(App and web page records)
---------------
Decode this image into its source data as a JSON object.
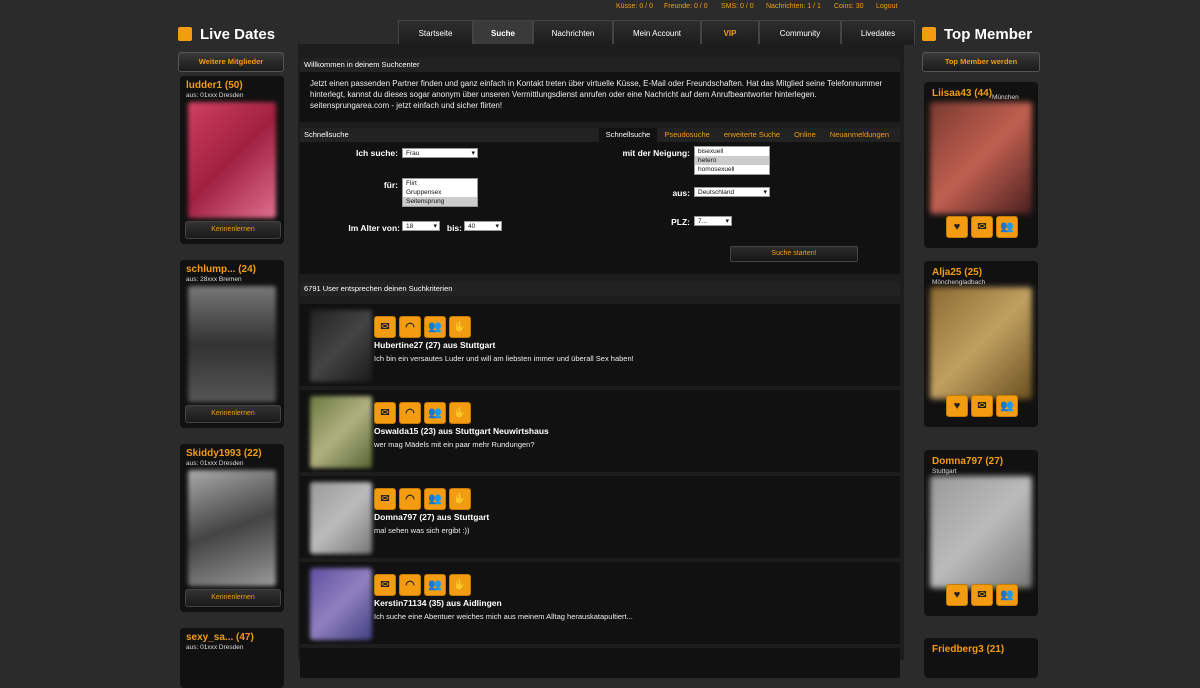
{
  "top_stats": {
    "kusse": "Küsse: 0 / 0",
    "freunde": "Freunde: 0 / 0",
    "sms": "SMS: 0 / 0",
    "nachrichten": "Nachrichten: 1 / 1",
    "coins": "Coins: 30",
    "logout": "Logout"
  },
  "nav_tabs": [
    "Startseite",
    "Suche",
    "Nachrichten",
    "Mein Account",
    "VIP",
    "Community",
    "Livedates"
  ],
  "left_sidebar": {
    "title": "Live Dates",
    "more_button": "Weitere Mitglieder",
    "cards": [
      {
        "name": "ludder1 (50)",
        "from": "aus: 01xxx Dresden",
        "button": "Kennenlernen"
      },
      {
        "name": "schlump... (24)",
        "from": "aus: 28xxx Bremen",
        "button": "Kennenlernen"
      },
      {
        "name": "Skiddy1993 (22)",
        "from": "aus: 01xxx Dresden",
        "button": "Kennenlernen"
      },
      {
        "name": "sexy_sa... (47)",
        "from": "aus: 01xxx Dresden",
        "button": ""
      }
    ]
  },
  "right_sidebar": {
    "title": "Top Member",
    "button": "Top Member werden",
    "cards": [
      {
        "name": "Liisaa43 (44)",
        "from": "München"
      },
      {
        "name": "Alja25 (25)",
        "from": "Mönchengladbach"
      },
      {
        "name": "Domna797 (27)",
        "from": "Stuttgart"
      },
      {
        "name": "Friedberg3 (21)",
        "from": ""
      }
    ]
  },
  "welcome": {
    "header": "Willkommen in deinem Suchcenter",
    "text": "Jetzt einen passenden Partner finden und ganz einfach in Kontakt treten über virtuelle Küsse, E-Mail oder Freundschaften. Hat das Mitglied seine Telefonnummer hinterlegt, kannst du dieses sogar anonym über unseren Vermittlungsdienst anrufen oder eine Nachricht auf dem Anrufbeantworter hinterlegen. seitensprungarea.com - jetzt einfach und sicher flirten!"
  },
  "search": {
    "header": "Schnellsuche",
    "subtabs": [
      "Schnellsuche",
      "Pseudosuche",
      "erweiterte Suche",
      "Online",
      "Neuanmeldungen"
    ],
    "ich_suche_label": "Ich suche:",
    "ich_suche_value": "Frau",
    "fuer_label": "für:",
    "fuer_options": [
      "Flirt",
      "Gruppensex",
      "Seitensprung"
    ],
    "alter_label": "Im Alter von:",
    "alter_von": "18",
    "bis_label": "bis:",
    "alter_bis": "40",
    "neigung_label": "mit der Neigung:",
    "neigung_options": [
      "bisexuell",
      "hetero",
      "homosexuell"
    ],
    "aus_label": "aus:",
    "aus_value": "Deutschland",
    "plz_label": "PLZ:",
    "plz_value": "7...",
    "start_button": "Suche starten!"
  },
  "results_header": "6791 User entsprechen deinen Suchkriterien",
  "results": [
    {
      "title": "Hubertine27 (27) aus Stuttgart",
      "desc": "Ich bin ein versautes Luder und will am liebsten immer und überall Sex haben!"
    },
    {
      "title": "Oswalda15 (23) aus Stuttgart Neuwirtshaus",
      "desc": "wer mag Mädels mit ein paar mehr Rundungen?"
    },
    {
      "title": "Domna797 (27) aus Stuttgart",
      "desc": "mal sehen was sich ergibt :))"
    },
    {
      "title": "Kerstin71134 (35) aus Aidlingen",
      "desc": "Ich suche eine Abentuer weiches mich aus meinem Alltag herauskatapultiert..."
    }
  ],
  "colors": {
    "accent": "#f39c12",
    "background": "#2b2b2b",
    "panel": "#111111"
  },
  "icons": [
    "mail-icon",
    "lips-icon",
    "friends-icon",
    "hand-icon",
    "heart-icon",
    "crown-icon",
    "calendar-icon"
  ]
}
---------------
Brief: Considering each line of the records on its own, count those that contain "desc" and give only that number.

Reply to the task: 4